This section could be used to apply for a compulsory licence under a patent that is important for public health.
Another existing but unused Section of the Patents Act is Section 4 which grants the government walk-in-rights for public purposes on such conditions as may be agreed upon with the patentee, or in default of such agreement on such conditions as are determined by the Commissioner of Patents, for example, in the case of a public health crisis.
There are already examples of royalty-free licenses being granted for life saving drugs, such as the 2009 license from GlaxoSmithKline to Aspen to produce ARVs as well as early agreements to supply ARVs at low cost for public health use.
However, if the above is believed to be inadequate, Sections 4 and 56 as well as other sections of the Patents Act could be amended to include further TRIPS compliant grounds for a compulsory license thereby to extend the flexibility of the Patents Act to that allowed for under the Doha agreement.
South African law already allows importation of the original product sold by the patent owner or its licensee in another jurisdiction under Section 15C of the Medicines and Related Substances Act. However, this provision has never been invoked. In addition, it seems that Section 45 of the Patents Act may also allow for parallel importation by providing that once a patentee has sold a product it cannot control further sales activities thereof. There is some debate over the interpretation of Section 45 and it could be amended while maintaining compliance with South Africa’s TRIPS obligations.
The Draft Policy indicates that a patent examination system should be introduced in South Africa mainly to prevent invalid patents being granted and to prevent evergreening of patents i.e. where a basic patent on a pharmaceutical compound (which lasts 20 years) has expired and a subsequent patent with a small change is used to obtain a new patent for another 20 years.
There are two problems with this proposition.
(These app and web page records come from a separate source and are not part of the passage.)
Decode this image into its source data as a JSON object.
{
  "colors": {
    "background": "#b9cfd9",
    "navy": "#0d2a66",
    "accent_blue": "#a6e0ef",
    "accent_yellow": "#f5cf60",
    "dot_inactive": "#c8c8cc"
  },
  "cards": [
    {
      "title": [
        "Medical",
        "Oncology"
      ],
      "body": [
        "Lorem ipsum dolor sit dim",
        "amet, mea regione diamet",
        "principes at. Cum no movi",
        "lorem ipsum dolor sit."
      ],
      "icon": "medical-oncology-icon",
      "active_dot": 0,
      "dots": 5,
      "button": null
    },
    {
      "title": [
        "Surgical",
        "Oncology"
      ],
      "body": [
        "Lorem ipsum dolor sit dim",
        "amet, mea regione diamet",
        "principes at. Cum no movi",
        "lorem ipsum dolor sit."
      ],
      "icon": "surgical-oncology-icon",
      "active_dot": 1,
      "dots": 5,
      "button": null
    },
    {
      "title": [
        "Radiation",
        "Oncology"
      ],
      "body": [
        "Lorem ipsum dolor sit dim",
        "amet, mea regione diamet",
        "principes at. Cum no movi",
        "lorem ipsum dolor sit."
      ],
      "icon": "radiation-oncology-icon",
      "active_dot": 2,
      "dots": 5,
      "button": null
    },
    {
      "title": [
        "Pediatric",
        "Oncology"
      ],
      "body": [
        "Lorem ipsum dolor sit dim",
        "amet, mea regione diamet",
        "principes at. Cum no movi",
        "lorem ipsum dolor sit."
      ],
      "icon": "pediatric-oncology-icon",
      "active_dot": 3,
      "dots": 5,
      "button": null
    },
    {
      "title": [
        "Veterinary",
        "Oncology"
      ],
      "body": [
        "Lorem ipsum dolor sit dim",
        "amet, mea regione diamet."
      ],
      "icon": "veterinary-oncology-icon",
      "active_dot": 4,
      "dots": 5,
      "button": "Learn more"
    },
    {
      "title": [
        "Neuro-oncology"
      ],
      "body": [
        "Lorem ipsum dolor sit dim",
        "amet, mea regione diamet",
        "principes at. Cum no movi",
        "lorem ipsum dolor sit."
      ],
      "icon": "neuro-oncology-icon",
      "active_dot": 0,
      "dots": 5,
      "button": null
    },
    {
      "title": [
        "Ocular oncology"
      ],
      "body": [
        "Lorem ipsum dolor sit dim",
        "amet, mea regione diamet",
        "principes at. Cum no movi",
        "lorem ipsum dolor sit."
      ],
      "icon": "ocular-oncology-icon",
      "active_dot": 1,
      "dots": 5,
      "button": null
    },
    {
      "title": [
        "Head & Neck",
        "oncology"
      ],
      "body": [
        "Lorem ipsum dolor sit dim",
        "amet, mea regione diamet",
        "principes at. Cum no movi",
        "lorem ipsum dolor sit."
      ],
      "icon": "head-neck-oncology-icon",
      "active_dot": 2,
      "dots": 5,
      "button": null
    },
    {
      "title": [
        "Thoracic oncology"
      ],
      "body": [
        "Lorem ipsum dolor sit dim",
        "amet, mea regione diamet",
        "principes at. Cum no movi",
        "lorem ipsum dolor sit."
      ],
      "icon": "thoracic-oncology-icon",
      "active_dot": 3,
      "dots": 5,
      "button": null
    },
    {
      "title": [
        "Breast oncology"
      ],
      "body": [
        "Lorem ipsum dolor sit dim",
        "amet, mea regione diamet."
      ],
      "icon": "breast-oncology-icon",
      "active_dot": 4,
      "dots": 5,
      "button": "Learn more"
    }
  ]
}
Firstly, any patent has to comply with the novelty and inventiveness requirements under the Patents Act, whether this be an evergreening patent or not. Secondly, the South African patent office, and South Africa as a whole, does not have the skills and expertise required to examine patents for validity. The present system places the onus on a challenger, and results in experts reviewing patents with a fine tooth comb and presenting the evidence to the Commissioner of Patents, who makes a decision on the validity thereof.
Quo Vadis pharma IP?
The draft policy seems alarmist; however it was drafted without a clear understanding of the present IP framework and South Africa’s TRIPS obligations. Although the present framework can be tweaked and improved in line with international and local developments, the overall structure is sound and public health and government policy concerns regarding the development of local industry are already addressed in present legislation, which should be used robustly where required.
Is the pharmaceutical industry at risk? The tussle between generic manufacturers and patent holders will continue and government policy may tilt the balance towards the generics sector, yet the wholesale destruction of pharmaceutical IP is unlikely. Industry would be well advised to keep an eye out for developments in this sphere and to intervene with comments and interaction with government sooner rather than later.